▸ PROBLEM TO SOLVE:
Reproduce all the data verbatim.

>>

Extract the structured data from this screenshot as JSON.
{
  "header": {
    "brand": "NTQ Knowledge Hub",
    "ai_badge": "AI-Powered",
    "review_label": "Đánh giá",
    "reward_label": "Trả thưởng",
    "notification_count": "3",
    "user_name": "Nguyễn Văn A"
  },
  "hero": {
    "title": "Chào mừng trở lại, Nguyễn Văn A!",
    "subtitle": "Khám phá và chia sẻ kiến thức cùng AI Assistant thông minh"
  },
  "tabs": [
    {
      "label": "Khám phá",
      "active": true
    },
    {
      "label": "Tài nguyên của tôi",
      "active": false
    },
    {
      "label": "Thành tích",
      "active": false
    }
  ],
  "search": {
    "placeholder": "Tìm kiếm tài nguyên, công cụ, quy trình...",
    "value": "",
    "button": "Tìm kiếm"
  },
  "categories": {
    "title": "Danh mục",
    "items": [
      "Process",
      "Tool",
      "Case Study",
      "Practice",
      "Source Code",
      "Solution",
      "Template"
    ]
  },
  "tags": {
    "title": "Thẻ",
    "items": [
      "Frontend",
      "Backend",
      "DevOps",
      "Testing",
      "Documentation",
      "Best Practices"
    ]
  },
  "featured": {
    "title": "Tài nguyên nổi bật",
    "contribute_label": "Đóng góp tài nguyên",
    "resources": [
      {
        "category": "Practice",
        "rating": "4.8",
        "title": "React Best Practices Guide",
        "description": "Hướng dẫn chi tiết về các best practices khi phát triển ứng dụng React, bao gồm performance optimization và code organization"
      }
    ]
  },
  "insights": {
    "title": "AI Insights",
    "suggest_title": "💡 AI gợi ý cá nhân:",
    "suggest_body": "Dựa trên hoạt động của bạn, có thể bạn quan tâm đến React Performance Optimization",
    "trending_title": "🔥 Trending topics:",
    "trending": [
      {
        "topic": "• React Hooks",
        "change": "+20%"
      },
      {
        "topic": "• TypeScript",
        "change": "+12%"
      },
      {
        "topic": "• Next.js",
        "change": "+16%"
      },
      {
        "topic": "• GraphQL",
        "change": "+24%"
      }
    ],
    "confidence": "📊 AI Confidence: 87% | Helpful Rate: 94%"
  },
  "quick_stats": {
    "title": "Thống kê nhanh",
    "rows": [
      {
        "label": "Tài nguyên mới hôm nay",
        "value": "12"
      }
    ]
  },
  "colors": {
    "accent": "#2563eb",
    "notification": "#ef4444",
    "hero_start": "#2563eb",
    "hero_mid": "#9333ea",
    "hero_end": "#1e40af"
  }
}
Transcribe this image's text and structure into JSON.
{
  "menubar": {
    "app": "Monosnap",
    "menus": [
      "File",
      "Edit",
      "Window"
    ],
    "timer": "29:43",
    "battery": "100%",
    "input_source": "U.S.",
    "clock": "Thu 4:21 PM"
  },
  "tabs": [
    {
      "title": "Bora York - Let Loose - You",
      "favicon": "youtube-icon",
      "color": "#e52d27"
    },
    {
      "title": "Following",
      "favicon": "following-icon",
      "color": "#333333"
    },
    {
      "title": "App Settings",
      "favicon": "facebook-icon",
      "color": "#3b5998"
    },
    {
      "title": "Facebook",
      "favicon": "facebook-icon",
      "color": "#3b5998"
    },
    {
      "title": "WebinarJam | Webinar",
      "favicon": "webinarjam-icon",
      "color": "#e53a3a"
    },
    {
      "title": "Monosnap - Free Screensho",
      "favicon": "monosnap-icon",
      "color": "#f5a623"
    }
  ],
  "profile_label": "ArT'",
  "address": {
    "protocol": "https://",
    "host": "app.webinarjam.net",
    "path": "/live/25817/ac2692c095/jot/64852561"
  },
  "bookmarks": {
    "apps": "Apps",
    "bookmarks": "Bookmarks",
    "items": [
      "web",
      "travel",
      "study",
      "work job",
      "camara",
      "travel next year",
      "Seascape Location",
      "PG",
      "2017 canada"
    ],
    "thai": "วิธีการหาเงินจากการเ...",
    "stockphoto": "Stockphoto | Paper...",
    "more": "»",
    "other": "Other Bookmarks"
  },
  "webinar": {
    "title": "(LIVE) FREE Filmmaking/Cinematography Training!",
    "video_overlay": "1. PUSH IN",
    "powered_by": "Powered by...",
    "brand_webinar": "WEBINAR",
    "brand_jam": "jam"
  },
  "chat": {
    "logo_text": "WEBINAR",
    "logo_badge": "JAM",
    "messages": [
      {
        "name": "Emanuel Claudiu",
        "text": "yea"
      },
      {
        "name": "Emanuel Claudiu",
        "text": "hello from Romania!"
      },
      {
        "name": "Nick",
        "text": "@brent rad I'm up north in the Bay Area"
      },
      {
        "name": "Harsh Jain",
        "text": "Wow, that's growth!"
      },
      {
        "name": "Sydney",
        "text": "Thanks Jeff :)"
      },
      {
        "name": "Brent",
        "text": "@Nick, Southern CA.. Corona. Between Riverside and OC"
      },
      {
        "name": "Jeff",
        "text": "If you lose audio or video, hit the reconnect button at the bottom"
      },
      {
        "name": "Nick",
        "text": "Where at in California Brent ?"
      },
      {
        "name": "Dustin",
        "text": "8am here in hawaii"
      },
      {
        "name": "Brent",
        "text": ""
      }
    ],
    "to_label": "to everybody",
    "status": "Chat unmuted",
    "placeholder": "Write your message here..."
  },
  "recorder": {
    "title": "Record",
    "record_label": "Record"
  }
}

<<

▸ REPLY:
Extract the structured data from this screenshot as JSON.
{
  "header": {
    "brand": "NTQ Knowledge Hub",
    "ai_badge": "AI-Powered",
    "review_label": "Đánh giá",
    "reward_label": "Trả thưởng",
    "notification_count": "3",
    "user_name": "Nguyễn Văn A"
  },
  "hero": {
    "title": "Chào mừng trở lại, Nguyễn Văn A!",
    "subtitle": "Khám phá và chia sẻ kiến thức cùng AI Assistant thông minh"
  },
  "tabs": [
    {
      "label": "Khám phá",
      "active": true
    },
    {
      "label": "Tài nguyên của tôi",
      "active": false
    },
    {
      "label": "Thành tích",
      "active": false
    }
  ],
  "search": {
    "placeholder": "Tìm kiếm tài nguyên, công cụ, quy trình...",
    "value": "",
    "button": "Tìm kiếm"
  },
  "categories": {
    "title": "Danh mục",
    "items": [
      "Process",
      "Tool",
      "Case Study",
      "Practice",
      "Source Code",
      "Solution",
      "Template"
    ]
  },
  "tags": {
    "title": "Thẻ",
    "items": [
      "Frontend",
      "Backend",
      "DevOps",
      "Testing",
      "Documentation",
      "Best Practices"
    ]
  },
  "featured": {
    "title": "Tài nguyên nổi bật",
    "contribute_label": "Đóng góp tài nguyên",
    "resources": [
      {
        "category": "Practice",
        "rating": "4.8",
        "title": "React Best Practices Guide",
        "description": "Hướng dẫn chi tiết về các best practices khi phát triển ứng dụng React, bao gồm performance optimization và code organization"
      }
    ]
  },
  "insights": {
    "title": "AI Insights",
    "suggest_title": "💡 AI gợi ý cá nhân:",
    "suggest_body": "Dựa trên hoạt động của bạn, có thể bạn quan tâm đến React Performance Optimization",
    "trending_title": "🔥 Trending topics:",
    "trending": [
      {
        "topic": "• React Hooks",
        "change": "+20%"
      },
      {
        "topic": "• TypeScript",
        "change": "+12%"
      },
      {
        "topic": "• Next.js",
        "change": "+16%"
      },
      {
        "topic": "• GraphQL",
        "change": "+24%"
      }
    ],
    "confidence": "📊 AI Confidence: 87% | Helpful Rate: 94%"
  },
  "quick_stats": {
    "title": "Thống kê nhanh",
    "rows": [
      {
        "label": "Tài nguyên mới hôm nay",
        "value": "12"
      }
    ]
  },
  "colors": {
    "accent": "#2563eb",
    "notification": "#ef4444",
    "hero_start": "#2563eb",
    "hero_mid": "#9333ea",
    "hero_end": "#1e40af"
  }
}
Transcribe this image's text and structure into JSON.
{
  "menubar": {
    "app": "Monosnap",
    "menus": [
      "File",
      "Edit",
      "Window"
    ],
    "timer": "29:43",
    "battery": "100%",
    "input_source": "U.S.",
    "clock": "Thu 4:21 PM"
  },
  "tabs": [
    {
      "title": "Bora York - Let Loose - You",
      "favicon": "youtube-icon",
      "color": "#e52d27"
    },
    {
      "title": "Following",
      "favicon": "following-icon",
      "color": "#333333"
    },
    {
      "title": "App Settings",
      "favicon": "facebook-icon",
      "color": "#3b5998"
    },
    {
      "title": "Facebook",
      "favicon": "facebook-icon",
      "color": "#3b5998"
    },
    {
      "title": "WebinarJam | Webinar",
      "favicon": "webinarjam-icon",
      "color": "#e53a3a"
    },
    {
      "title": "Monosnap - Free Screensho",
      "favicon": "monosnap-icon",
      "color": "#f5a623"
    }
  ],
  "profile_label": "ArT'",
  "address": {
    "protocol": "https://",
    "host": "app.webinarjam.net",
    "path": "/live/25817/ac2692c095/jot/64852561"
  },
  "bookmarks": {
    "apps": "Apps",
    "bookmarks": "Bookmarks",
    "items": [
      "web",
      "travel",
      "study",
      "work job",
      "camara",
      "travel next year",
      "Seascape Location",
      "PG",
      "2017 canada"
    ],
    "thai": "วิธีการหาเงินจากการเ...",
    "stockphoto": "Stockphoto | Paper...",
    "more": "»",
    "other": "Other Bookmarks"
  },
  "webinar": {
    "title": "(LIVE) FREE Filmmaking/Cinematography Training!",
    "video_overlay": "1. PUSH IN",
    "powered_by": "Powered by...",
    "brand_webinar": "WEBINAR",
    "brand_jam": "jam"
  },
  "chat": {
    "logo_text": "WEBINAR",
    "logo_badge": "JAM",
    "messages": [
      {
        "name": "Emanuel Claudiu",
        "text": "yea"
      },
      {
        "name": "Emanuel Claudiu",
        "text": "hello from Romania!"
      },
      {
        "name": "Nick",
        "text": "@brent rad I'm up north in the Bay Area"
      },
      {
        "name": "Harsh Jain",
        "text": "Wow, that's growth!"
      },
      {
        "name": "Sydney",
        "text": "Thanks Jeff :)"
      },
      {
        "name": "Brent",
        "text": "@Nick, Southern CA.. Corona. Between Riverside and OC"
      },
      {
        "name": "Jeff",
        "text": "If you lose audio or video, hit the reconnect button at the bottom"
      },
      {
        "name": "Nick",
        "text": "Where at in California Brent ?"
      },
      {
        "name": "Dustin",
        "text": "8am here in hawaii"
      },
      {
        "name": "Brent",
        "text": ""
      }
    ],
    "to_label": "to everybody",
    "status": "Chat unmuted",
    "placeholder": "Write your message here..."
  },
  "recorder": {
    "title": "Record",
    "record_label": "Record"
  }
}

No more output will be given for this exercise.